If you’re lucky enough to buy an investment property with tenants already living in it, you’ll benefit from immediate rental income from the date the property settles, also saving you the hassle and costs of finding appropriate tenants and a property manager.
There are however some downsides and things you need to be aware of when buying a property with existing tenants.
Firstly, just because the property has changed owners, doesn’t mean the lease contract is voided. Sometimes there is a special clause that makes this so but it’s very rare.

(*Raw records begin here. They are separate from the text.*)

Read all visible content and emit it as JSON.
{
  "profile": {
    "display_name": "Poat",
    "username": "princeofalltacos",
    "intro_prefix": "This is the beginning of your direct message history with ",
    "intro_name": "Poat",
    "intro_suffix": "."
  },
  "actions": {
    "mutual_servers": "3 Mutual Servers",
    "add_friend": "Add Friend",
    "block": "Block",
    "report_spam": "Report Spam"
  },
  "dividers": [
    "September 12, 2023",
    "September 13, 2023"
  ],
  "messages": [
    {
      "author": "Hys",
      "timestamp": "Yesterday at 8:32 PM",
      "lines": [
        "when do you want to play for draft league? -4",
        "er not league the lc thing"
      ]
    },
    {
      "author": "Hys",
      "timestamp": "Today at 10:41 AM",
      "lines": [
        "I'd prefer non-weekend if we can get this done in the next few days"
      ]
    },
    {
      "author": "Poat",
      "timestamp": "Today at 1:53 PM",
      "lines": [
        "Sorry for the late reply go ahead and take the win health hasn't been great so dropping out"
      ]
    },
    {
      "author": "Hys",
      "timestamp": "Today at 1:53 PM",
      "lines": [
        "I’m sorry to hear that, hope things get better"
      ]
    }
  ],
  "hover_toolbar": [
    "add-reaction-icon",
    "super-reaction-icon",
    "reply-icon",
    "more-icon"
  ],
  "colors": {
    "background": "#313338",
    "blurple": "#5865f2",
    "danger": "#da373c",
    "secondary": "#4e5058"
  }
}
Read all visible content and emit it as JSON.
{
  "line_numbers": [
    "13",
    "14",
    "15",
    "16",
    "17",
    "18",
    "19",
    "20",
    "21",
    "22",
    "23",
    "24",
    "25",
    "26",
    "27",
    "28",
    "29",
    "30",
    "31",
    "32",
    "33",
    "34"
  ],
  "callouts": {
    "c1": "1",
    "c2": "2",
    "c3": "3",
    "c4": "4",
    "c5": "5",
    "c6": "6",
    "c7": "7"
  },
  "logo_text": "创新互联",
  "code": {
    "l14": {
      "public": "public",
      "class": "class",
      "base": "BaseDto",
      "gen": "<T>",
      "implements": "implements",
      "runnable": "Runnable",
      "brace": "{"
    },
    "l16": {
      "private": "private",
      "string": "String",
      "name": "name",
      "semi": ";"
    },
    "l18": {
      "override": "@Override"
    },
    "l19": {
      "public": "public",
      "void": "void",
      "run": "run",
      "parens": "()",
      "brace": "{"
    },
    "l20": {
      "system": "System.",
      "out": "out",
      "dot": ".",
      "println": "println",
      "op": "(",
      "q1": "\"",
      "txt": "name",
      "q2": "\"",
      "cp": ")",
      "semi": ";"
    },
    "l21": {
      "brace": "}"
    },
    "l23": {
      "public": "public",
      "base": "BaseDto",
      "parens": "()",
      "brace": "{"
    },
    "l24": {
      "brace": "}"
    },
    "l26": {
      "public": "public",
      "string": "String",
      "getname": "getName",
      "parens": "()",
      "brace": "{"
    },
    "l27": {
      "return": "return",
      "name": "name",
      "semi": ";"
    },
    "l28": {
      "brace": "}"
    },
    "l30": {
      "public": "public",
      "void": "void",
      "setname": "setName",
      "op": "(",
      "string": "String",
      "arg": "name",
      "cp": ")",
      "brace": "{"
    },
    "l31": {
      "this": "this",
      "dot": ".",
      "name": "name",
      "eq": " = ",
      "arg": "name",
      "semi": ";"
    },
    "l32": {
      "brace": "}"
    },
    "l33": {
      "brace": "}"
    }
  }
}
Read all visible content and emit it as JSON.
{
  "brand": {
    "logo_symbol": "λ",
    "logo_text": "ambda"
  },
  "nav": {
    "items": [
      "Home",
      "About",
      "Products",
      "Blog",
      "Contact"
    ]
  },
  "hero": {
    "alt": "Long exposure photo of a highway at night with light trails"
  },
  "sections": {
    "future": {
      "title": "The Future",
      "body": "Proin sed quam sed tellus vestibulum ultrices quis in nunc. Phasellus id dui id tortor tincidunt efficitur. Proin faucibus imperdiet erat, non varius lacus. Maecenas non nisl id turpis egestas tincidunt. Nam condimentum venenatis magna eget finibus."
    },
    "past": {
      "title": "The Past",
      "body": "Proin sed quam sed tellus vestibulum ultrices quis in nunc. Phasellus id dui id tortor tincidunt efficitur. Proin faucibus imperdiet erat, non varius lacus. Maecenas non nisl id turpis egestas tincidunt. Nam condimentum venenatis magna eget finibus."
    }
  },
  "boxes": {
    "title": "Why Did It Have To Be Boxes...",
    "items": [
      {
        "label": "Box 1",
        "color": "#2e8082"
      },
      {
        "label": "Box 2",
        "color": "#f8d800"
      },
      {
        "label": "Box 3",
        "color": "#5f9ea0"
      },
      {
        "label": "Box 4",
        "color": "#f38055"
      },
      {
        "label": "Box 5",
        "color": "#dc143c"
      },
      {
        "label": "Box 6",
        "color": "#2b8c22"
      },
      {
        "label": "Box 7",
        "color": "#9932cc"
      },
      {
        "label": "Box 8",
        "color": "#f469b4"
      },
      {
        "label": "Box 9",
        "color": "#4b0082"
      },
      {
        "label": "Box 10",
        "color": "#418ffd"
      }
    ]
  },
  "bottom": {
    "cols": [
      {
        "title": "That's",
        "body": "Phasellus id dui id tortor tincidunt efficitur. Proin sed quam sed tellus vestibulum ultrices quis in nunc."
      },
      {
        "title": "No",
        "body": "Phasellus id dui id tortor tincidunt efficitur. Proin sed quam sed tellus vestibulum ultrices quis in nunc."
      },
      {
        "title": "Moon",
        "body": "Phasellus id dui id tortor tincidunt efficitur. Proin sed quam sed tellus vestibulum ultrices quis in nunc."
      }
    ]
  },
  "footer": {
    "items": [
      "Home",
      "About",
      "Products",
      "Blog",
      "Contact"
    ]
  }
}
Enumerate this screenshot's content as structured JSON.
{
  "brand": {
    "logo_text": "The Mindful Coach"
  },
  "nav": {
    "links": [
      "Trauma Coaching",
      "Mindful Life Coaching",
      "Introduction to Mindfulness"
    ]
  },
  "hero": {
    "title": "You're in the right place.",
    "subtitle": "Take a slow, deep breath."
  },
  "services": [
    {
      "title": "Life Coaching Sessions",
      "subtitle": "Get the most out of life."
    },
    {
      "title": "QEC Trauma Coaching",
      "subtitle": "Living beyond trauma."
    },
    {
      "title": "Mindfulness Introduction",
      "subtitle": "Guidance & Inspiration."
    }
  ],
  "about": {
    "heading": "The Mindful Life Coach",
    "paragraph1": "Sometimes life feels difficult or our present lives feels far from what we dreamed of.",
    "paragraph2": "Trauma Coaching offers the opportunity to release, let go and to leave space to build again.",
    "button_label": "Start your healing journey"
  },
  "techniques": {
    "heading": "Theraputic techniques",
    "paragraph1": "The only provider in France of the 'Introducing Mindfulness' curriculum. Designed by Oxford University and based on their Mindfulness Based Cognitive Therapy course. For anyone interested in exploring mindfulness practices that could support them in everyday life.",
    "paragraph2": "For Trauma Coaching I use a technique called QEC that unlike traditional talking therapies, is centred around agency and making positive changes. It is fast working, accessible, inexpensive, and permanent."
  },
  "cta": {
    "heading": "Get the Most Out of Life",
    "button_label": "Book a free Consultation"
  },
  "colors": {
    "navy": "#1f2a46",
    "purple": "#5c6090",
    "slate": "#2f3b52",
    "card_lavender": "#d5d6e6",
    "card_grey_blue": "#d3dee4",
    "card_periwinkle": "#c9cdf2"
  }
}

Generally, as a buyer, you are bound by law to honour the existing lease.
This shouldn’t usually be a problem, if the existing tenants have been there for a good length of time and the property has been well looked after then you can assume the tenants have had a good relationship with the property manager in the past and should continue to do so with you.
However if for some reason you do find the existing tenants unsuitable or you’re not happy with them, you still have to honour the contract on the lease.
If you have a good reason for wanting to break the lease such as late rental payments you can issue a fair notice or reason to terminate the contract in 14 days.
You can also end a lease contract early if you have written agreement from the tenants.
Also, if you are hoping to move into the property yourself or would like to get new tenants in, you must give the existing tenants ample notice that you do not intend to renew the lease once it expires. This can up to 90 days in some states so be mindful of that.
One thing to keep an eye on is that on occasion sellers try to sell a property right after signing on new tenants and low rental rates to give uninformed buyers the impression that the home is highly desirable rent-wise. So before buying a property with existing tenants find out how much rent is currently being charged because if it’s too low for your liking you won’t be able to raise it during a fixed term.